- **Task objective**
Across the entries below, the lines containing "tracing" should be counted and only their number returned.

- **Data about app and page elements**

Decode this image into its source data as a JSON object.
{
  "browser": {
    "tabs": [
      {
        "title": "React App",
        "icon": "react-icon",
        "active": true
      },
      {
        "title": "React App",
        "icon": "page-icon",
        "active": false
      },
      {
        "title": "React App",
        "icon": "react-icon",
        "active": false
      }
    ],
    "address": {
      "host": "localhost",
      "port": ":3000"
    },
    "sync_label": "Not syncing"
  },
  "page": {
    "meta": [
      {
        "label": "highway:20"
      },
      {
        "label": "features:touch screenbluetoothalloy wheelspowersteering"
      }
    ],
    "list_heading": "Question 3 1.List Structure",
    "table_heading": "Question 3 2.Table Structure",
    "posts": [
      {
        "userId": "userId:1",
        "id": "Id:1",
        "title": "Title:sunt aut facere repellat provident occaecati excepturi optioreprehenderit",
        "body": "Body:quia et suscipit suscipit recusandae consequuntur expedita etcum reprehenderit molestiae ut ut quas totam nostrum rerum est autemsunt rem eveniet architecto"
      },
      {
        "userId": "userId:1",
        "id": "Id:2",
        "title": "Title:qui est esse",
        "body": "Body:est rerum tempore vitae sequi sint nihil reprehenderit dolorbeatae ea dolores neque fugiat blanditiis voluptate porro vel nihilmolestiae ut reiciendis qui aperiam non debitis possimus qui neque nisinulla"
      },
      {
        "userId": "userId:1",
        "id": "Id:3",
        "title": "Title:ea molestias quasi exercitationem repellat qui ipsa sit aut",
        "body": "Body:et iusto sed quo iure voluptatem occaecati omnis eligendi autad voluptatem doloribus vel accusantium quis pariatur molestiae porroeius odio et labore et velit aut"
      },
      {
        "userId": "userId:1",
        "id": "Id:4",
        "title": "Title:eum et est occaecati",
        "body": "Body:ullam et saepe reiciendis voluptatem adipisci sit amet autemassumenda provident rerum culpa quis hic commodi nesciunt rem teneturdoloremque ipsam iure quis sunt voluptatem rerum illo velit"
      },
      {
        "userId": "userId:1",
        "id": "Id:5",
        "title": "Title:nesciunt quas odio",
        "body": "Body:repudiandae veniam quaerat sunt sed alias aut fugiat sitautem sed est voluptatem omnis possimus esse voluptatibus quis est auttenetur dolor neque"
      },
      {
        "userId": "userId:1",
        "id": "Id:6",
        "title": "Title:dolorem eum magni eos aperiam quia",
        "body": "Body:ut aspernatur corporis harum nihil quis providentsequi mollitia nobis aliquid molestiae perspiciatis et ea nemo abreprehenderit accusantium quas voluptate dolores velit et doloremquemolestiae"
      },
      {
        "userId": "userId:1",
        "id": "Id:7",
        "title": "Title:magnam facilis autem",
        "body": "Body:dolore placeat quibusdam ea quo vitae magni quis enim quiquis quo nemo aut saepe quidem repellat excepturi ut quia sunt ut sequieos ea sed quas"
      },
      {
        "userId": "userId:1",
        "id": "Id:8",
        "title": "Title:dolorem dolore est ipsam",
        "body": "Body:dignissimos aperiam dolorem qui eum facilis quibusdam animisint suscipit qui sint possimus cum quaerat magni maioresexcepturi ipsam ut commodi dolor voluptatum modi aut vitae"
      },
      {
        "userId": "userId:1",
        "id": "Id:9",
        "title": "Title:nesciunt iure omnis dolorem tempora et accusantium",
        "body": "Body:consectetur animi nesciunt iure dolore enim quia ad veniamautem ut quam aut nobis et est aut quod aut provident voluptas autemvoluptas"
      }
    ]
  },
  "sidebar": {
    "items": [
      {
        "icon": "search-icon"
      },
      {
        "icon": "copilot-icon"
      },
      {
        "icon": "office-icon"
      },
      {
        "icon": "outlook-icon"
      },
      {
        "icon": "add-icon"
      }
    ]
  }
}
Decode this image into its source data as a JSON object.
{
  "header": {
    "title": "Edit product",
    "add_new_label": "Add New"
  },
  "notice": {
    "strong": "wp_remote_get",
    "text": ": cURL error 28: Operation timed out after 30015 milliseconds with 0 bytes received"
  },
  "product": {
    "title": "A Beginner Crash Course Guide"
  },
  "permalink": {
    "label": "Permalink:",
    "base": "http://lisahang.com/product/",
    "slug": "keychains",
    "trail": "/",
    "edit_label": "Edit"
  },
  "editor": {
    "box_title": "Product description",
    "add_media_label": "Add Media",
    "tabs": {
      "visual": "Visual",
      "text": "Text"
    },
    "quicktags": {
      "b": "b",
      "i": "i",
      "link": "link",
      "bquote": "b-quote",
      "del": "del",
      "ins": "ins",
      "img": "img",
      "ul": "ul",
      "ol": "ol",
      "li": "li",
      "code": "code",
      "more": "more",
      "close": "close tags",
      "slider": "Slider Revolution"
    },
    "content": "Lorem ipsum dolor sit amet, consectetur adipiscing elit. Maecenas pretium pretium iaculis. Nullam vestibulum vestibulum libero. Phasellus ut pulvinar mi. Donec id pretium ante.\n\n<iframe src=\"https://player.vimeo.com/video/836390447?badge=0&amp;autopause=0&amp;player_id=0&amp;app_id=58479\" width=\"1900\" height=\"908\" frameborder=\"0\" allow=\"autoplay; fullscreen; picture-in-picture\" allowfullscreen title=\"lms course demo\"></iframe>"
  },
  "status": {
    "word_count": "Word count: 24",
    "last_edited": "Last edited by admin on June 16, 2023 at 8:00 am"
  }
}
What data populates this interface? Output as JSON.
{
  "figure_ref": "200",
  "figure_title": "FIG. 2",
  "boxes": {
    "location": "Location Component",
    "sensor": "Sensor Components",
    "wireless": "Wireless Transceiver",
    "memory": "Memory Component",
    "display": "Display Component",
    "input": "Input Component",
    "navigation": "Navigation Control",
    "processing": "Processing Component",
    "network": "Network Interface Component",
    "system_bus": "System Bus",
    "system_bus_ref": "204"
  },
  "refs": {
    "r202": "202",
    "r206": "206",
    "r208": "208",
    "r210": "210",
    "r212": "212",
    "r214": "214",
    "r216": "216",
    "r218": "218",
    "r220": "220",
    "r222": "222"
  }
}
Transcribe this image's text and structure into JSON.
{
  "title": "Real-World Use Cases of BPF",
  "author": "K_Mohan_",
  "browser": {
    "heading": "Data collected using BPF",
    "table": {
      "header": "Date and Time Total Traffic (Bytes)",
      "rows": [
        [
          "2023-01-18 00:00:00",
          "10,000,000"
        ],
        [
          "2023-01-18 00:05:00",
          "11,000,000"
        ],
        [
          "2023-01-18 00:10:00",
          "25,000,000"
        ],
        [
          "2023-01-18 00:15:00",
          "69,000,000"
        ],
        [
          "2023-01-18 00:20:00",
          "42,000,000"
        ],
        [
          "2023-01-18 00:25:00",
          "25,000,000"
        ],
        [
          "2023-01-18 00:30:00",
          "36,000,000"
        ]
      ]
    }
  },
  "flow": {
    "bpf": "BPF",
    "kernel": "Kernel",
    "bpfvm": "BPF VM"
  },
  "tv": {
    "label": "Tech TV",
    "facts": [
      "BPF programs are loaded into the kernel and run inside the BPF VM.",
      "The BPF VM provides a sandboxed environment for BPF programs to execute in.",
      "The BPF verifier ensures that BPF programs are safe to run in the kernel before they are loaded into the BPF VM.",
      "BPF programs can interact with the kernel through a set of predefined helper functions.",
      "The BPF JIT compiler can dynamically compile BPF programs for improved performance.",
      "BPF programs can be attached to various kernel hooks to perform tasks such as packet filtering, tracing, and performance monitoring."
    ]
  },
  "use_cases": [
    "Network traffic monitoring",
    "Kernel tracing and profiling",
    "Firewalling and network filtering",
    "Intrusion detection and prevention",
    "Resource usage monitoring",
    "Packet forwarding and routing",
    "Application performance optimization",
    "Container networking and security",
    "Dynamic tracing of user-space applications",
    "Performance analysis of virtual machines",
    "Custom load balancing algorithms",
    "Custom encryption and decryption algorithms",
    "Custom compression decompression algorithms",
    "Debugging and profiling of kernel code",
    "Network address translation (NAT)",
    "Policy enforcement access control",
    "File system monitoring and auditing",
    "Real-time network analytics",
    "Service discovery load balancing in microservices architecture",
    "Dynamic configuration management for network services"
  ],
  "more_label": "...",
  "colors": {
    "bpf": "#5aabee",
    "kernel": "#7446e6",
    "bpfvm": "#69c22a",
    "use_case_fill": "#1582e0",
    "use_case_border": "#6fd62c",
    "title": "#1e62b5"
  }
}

- **Exercise response**
3